This should be encouraging news to homeowners who have fallen behind in their payments. Many lenders are willing to recognize your financial woes (sudden unemployment, disability) and work out a payment arrangement that addresses your mortgage arrears. However, borrowers need to be proactive. Instead of avoiding your bank’s phone calls, take the initiative to communicate with your lender. It is important to be honest about your current and future financial status. Often times, the lender will accept a re-payment and/or forbearance plan that you would have never thought acceptable. Remember, foreclosures cost lenders a lot of money!
If you are an investor, then a residential market that is rife with foreclosures or soon-to-be foreclosures may represent a tremendous opportunity. Pre-foreclosures, which are often referred to as “short-sales”, allow an investor to purchase a property for an amount that is below what is owed to the bank. Although these types of transactions require specific documentation and lender approval, they may benefit both a purchaser and seller.

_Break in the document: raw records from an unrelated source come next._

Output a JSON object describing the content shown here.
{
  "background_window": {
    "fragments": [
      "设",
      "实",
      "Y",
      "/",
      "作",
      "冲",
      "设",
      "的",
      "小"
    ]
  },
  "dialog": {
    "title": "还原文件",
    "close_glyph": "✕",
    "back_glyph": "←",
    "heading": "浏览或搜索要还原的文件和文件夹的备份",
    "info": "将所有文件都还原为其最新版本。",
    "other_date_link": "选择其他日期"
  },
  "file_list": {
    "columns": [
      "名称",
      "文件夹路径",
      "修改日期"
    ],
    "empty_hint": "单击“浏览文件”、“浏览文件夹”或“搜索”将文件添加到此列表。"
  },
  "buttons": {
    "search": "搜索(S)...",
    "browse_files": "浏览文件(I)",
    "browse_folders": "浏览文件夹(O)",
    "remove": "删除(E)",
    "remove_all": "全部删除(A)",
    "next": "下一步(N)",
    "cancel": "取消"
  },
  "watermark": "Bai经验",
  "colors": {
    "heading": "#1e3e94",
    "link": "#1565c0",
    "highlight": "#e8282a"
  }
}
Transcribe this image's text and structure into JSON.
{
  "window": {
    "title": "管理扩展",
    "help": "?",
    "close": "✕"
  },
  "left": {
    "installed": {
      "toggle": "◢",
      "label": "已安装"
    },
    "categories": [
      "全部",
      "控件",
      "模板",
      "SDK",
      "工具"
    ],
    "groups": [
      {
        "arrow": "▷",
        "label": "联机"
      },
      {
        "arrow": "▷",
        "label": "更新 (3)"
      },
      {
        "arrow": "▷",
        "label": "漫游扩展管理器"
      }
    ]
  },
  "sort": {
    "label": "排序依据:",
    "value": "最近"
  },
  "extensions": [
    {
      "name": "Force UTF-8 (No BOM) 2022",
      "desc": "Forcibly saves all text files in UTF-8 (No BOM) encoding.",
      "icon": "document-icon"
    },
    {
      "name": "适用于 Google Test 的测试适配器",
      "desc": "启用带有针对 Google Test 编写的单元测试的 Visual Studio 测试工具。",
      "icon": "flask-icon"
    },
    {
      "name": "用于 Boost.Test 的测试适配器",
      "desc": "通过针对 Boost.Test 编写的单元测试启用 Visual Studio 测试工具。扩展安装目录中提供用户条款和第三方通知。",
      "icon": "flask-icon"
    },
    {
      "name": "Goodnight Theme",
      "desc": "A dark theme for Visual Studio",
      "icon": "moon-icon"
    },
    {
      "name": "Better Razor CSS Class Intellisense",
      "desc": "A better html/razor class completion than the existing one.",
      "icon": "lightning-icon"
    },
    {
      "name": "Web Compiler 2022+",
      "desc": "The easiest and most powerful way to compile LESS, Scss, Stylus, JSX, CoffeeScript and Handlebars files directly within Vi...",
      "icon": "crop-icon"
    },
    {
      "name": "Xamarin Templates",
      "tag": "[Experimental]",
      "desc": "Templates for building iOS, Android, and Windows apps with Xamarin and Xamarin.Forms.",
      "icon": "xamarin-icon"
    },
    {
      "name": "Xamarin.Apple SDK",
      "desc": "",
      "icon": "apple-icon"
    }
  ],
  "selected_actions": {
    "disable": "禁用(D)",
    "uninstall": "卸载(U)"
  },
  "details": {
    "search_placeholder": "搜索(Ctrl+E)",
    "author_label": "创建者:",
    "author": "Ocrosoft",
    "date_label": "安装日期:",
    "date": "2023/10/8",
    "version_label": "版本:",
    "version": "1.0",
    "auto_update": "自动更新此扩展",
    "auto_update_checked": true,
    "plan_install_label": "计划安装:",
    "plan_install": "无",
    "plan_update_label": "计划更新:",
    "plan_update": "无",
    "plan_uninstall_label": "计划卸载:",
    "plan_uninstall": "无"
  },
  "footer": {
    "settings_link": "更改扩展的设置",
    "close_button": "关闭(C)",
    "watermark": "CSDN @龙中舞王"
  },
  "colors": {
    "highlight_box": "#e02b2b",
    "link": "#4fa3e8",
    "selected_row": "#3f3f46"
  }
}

In a pre-foreclosure situation, the seller, who is delinquent in mortgage payments, has an opportunity to preserve (or at least reduce the damage to) his/her credit rating by avoiding a full-scale foreclosure proceeding. The buyer, often times an astute investor, may end up purchasing the property at a favorable price. Although this sounds very appealing to all parties, there are some pitfalls. Sometimes the debt forgiveness can result in income to the seller that must be reported to the IRS on a 1099 form. It can also take as long as 60 days to receive lender approval for a pre-foreclosure sale–such a long time period could affect a potential buyer’s interest-rate lock. Finally, most lenders impose strict requirements for a pre-foreclosure sale that must be met in order for the deal to close.
Whether you are a homeowner facing a foreclosure or an investor waiting to capitalize on a depressed market, there are options that will allow many to survive, and even thrive, despite the turmoil that many have predicted as 2007 comes to a close.